NYU international students are citizens of over 130 different countries. The countries sending the largest number of students to NYU for the 2007-2008 academic year are Korea, Taiwan, China, India, and Japan. Other countries with large numbers of students at NYU include Canada, Israel, France, Italy, and Brazil.
International students enter the United States using one of two student visas. Most students are classified as F-1 students at NYU. A small number are J-1 students. The primary distinction between the two classifications is that F-1 students usually have private sources of funding, whereas J-1 students often have governmental or international agency funding. Many J-1 students are participants in an exchange program between their university abroad and NYU. Although the primary purpose of F-1 and J-1 student status is study in the United States, both classifications allow for off-campus employment.
The regulations allow for practical training for F-1 students and academic training for J-1 students. Both types of work allow for paid employment in the student's field of study at an off-campus location. There are two major differences in how the work permission for each is obtained. An F-1 student has a maximum of 12 months of practical training, which can be used during and/or after the degree. The application is reviewed and recommended by OGS, with final authorization from the U.S. Citizenship and Immigration Services (USClS). There is no paperwork for you, the employer. An F-1 student does not even need a job offer to get this work permission.
A J-1 student has a maximum of 18 months of academic training to use during and/or after the degree, depending on the length of the degree program. The sponsor of the student's J-1 program (often NYU) reviews and authorizes the academic training. A written job offer is required, but there is no additional waiting time for processing by any government agency.
Neither practical training nor academic training requires you, the prospective employer, to complete any forms with the USCIS or any other government agency.
Yes, international students do have taxes withheld from income earned in the United States, with some notable exceptions. F-1 or J-1 students who have been in the U.S. less than five calendar years, are nonresidents for tax purposes. Most NYU international students will be classified as such. A nonresident student is exempt From FICA/FUTA (social security/unemployment) withholding.
Further, approximately 45 countries have tax treaties with the United States.

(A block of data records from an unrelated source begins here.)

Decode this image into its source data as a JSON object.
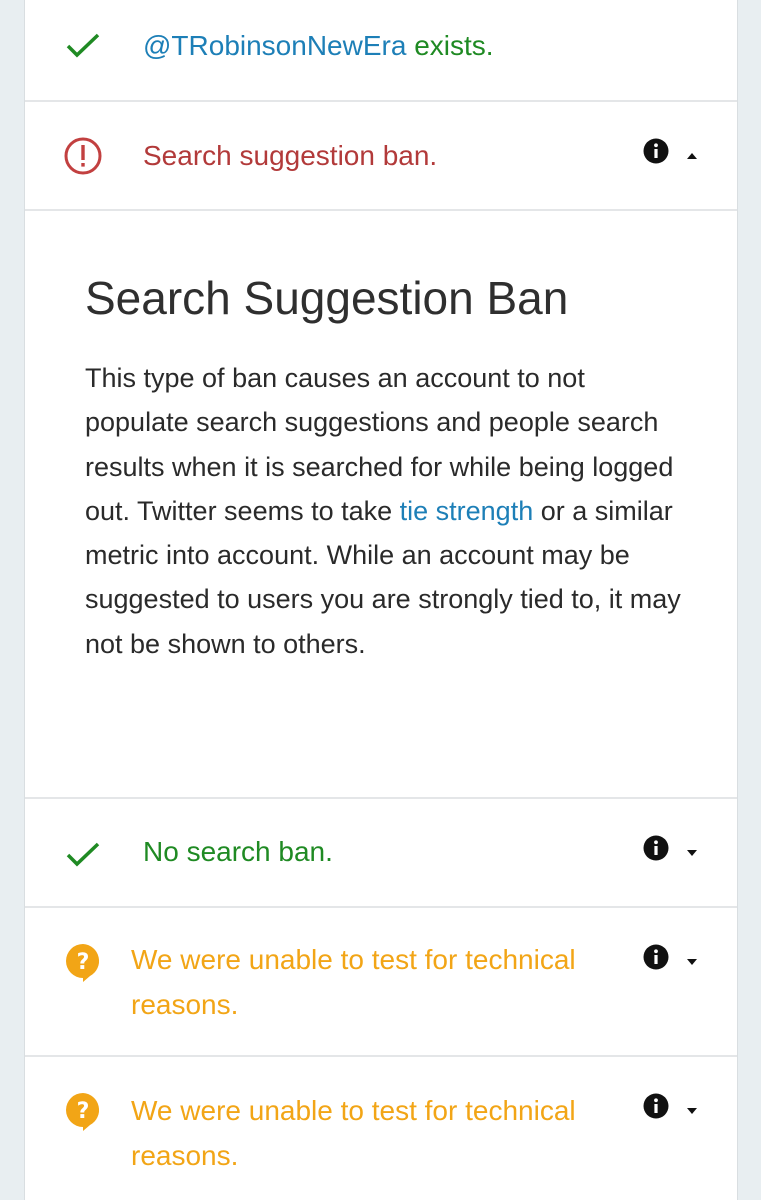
{
  "rows": {
    "exists": {
      "handle": "@TRobinsonNewEra",
      "text": " exists.",
      "icon": "checkmark-icon",
      "color": "#1f8a23"
    },
    "suggestion_ban": {
      "text": "Search suggestion ban.",
      "icon": "exclamation-circle-icon",
      "color": "#b23a3a",
      "expanded": true
    },
    "no_search_ban": {
      "text": "No search ban.",
      "icon": "checkmark-icon",
      "color": "#1f8a23",
      "expanded": false
    },
    "unable_1": {
      "line1": "We were unable to test for technical",
      "line2": "reasons.",
      "icon": "question-bubble-icon",
      "color": "#f2a516",
      "expanded": false
    },
    "unable_2": {
      "line1": "We were unable to test for technical",
      "line2": "reasons.",
      "icon": "question-bubble-icon",
      "color": "#f2a516",
      "expanded": false
    }
  },
  "panel": {
    "title": "Search Suggestion Ban",
    "body_part1": "This type of ban causes an account to not populate search suggestions and people search results when it is searched for while being logged out. Twitter seems to take ",
    "link": "tie strength",
    "body_part2": " or a similar metric into account. While an account may be suggested to users you are strongly tied to, it may not be shown to others."
  },
  "colors": {
    "link": "#1d7fb7",
    "background": "#e8eef1"
  }
}
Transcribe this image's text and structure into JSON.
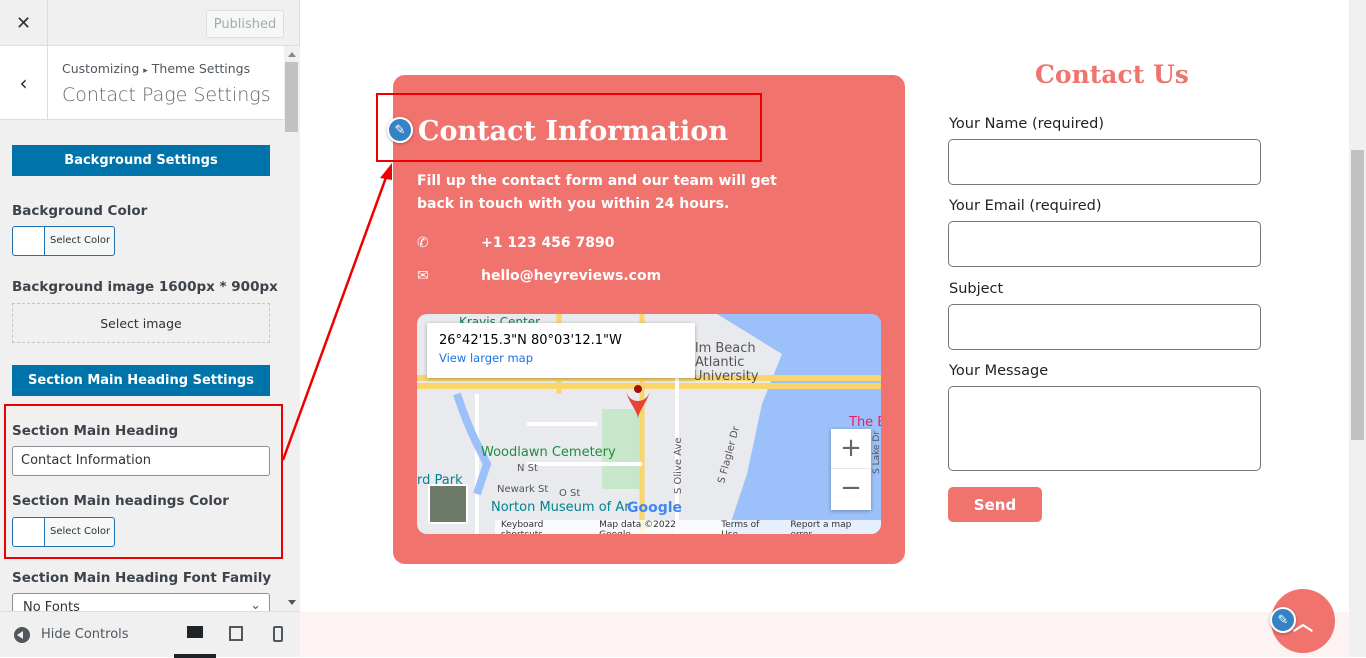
{
  "sidebar": {
    "close_icon": "close-icon",
    "published": "Published",
    "breadcrumb": {
      "root": "Customizing",
      "separator": "▸",
      "parent": "Theme Settings"
    },
    "title": "Contact Page Settings",
    "background_settings": "Background Settings",
    "background_color_label": "Background Color",
    "select_color": "Select Color",
    "background_image_label": "Background image 1600px * 900px",
    "select_image": "Select image",
    "section_heading_settings": "Section Main Heading Settings",
    "section_heading_label": "Section Main Heading",
    "section_heading_value": "Contact Information",
    "section_heading_color_label": "Section Main headings Color",
    "font_family_label": "Section Main Heading Font Family",
    "font_family_value": "No Fonts",
    "hide_controls": "Hide Controls"
  },
  "contact_card": {
    "heading": "Contact Information",
    "description": "Fill up the contact form and our team will get back in touch with you within 24 hours.",
    "phone": "+1 123 456 7890",
    "email": "hello@heyreviews.com",
    "accent": "#f0736d"
  },
  "map": {
    "coords": "26°42'15.3\"N 80°03'12.1\"W",
    "view_larger": "View larger map",
    "labels": [
      "Kravis Center",
      "alm Beach",
      "Atlantic",
      "University",
      "The B",
      "Woodlawn Cemetery",
      "N St",
      "Newark St",
      "O St",
      "rd Park",
      "Norton Museum of Ar",
      "S Olive Ave",
      "S Flagler Dr",
      "S Lake Dr"
    ],
    "google": "Google",
    "footer": [
      "Keyboard shortcuts",
      "Map data ©2022 Google",
      "Terms of Use",
      "Report a map error"
    ],
    "zoom_in": "+",
    "zoom_out": "−"
  },
  "form": {
    "heading": "Contact Us",
    "name_label": "Your Name (required)",
    "email_label": "Your Email (required)",
    "subject_label": "Subject",
    "message_label": "Your Message",
    "send": "Send"
  }
}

Students from a tax treaty country may have part of their income exempt from Federal taxation. Students who claim this exemption must be able to prove eligibility under the tax treaty. Summaries of these treaties can be found in IRS Publication 901, which is available at the IRS web site.
You will likely find the NYU international student to be an asset to your team. Although it is not possible to extend the training beyond the maximum period allowed by law, many NYU students qualify for and routinely gain an H-1 B employment classification. The H-1 B is for professional employment and allows for work up to six years.
The H-1 B is not a complicated procedure, but it does require the employer to plan ahead, so there is not a "gap" in the time the employee is allowed to work. The employer acts as the "sponsor" for the H-1 B applicant and documents must be filed with both the Department of Labor and the BClS. It is wise to begin the H-1 B process at least three months before the student's training period expires.
Although the OGS cannot offer assistance in this area, we can provide NYU F-1 and J-1 students a list of qualified immigration attorneys who can.
Reprinted in substantial part by permission from the NYU Office of Global Services.